UFV professor Mary Stewart traveling to Seabird Island to teach the for-credit course to staff

The “Baby Shark” children’s song that took social media by storm since its release in 2016 is enjoying a revival at the school.

Education assistant Kaitlynn Muir decided to harness the popularity of the song, about a family of sharks, to teach Halq’eméylem, the language of the Sto:lo people.

“It sounds quite simple,” curriculum developer Dianna Kay said of Muir’s work. “But what happens is the students are learning the words for ‘,mom’ ‘dad,’ stuff like that.”

The educational cover song is part of a larger partnership between the school and UFV to revitalize the Halq’emeylem language, which only has one surviving fluent speaker.

RELATED: Sts’ailes invites adults to become engaged in Halq’eméylem with new video series

Seabird Island Community School education assistant Kaitlynn Muir, pictured at the school on Jan. 17, 2020, created a matching game based on the viral “Baby Shark” children’s song to help teach students Halq’eméylem words for family members. (Karissa Gall/The Observer)

The school has had Halq’eméylem words painted on the walls and displayed on posters in classrooms for years, however, Kay said the new partnership is meant to further incorporate the language into classroom activities.

It began when the school signed a contract in August 2019, to have UFV professor Mary Stewart travel to Seabird Island once a week after school and teach about 20 staff how to speak Halq’eméylem.
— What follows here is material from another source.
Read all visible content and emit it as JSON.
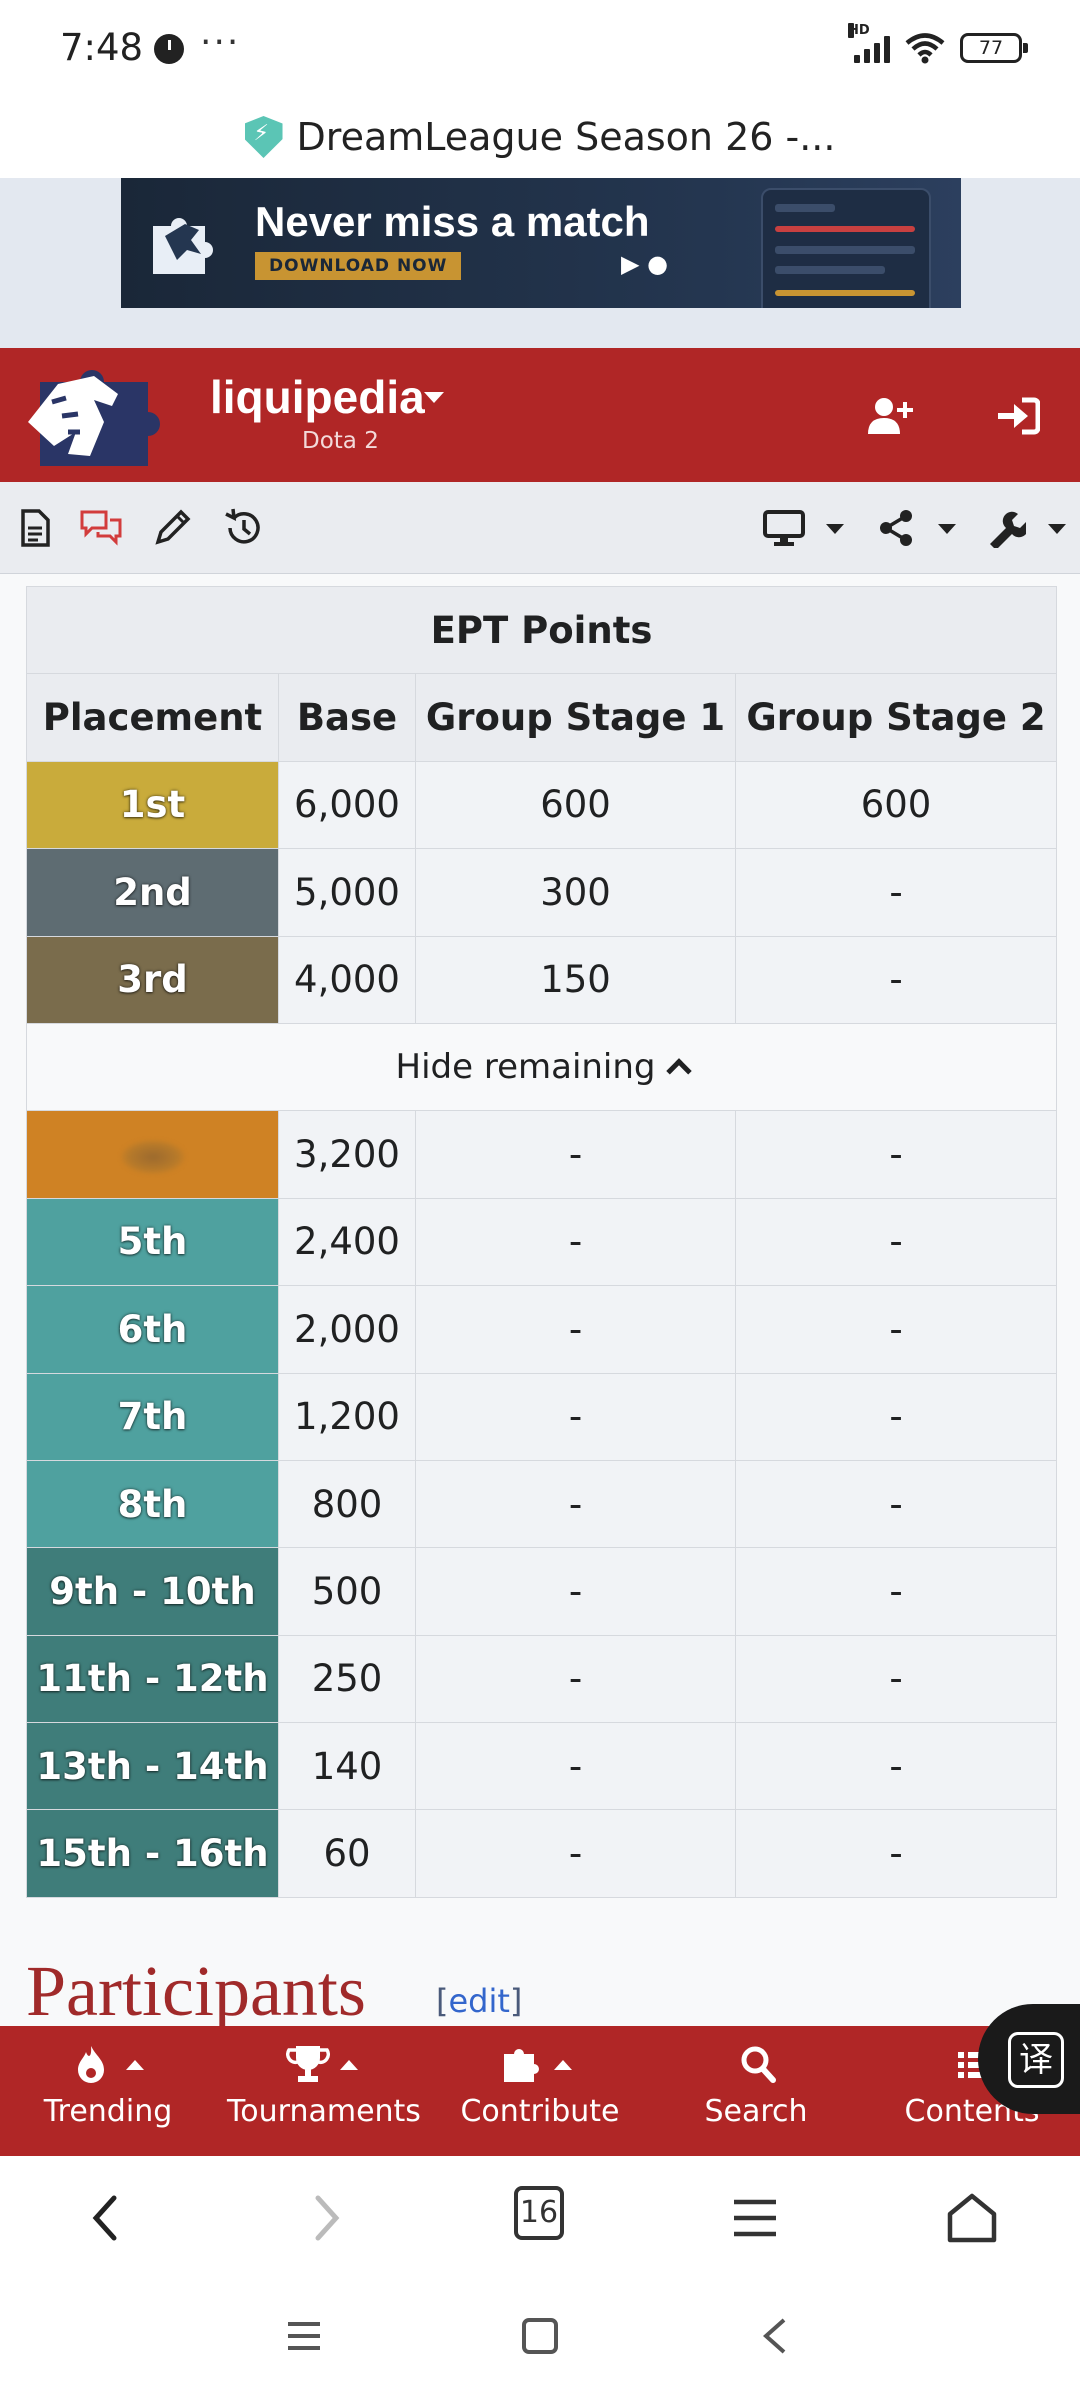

Staff are incentivized to participate, Kay said, because they will be able to earn an Advanced Proficiency Certificate in Halq’emeylem from UFV, and attend a graduation ceremony planned for sometime in June 2020.

To teach Halq’eméylem, Kay said Stewart uses gestures — a technique of the accelerative integrated methodology — and incorporates technology by having staff manipulate words on an interactive whiteboard.
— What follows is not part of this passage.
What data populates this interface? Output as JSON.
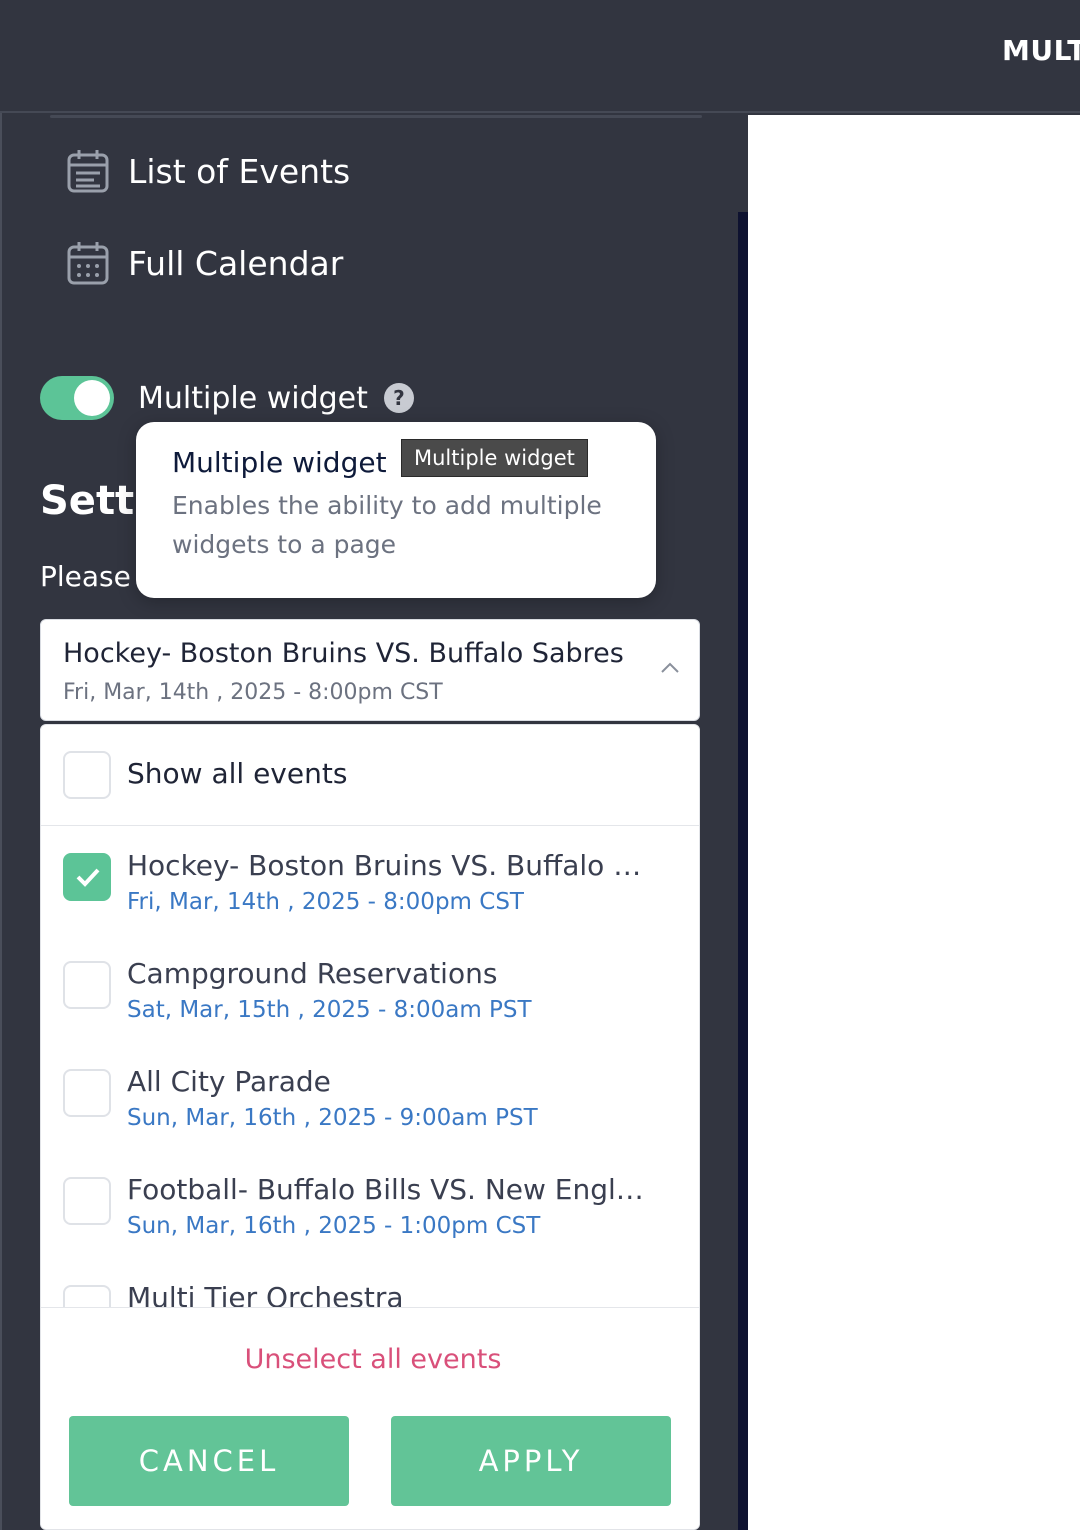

“Not too many people are doing that with Indigenous languages,” Kay said.

Since Stewart started teaching the weekly classes in September 2019, Kay said staff have already improved their knowledge.

“The learning curve has just been straight up,” agreed education assistant Kori Tait. “And to be able to not have to drive [to UFV] to take classes is amazing.”

Seabird Island Community School education assistant Kori Tait holds up a flashcard with the Halq’emeylem words for "What time is it?" at the school on Jan. 17, 2020. Since September 2019, Tait has been enrolled in the weekly after-school Halq’eméylem language classes being taught on Seabird Island by UFV professor Mary Stewart. (Karissa Gall/The Observer)

Teachers taking the course are already using more Halq’eméylem words when verbalizing common teacher commands, such as “sit,” and at transition times, such as moving desks or turning a page over.

One teacher, Brandy McCallum, also painted the front windows of the school with a Sto:lo woman and the Halq’eméylem greeting “Éy swáyel,” which translates to “Good day” in English, as well as a Sto:lo man with the Halq’eméylem words for “later.”

“It’s really exciting to see,” Kay said, adding that ultimately, the school hopes to teach entirely in Halq’eméylem. “In order for us to get there we have to crawl before we can walk, and walk before we can run.”

RELATED: Breathing life into Halq’eméylem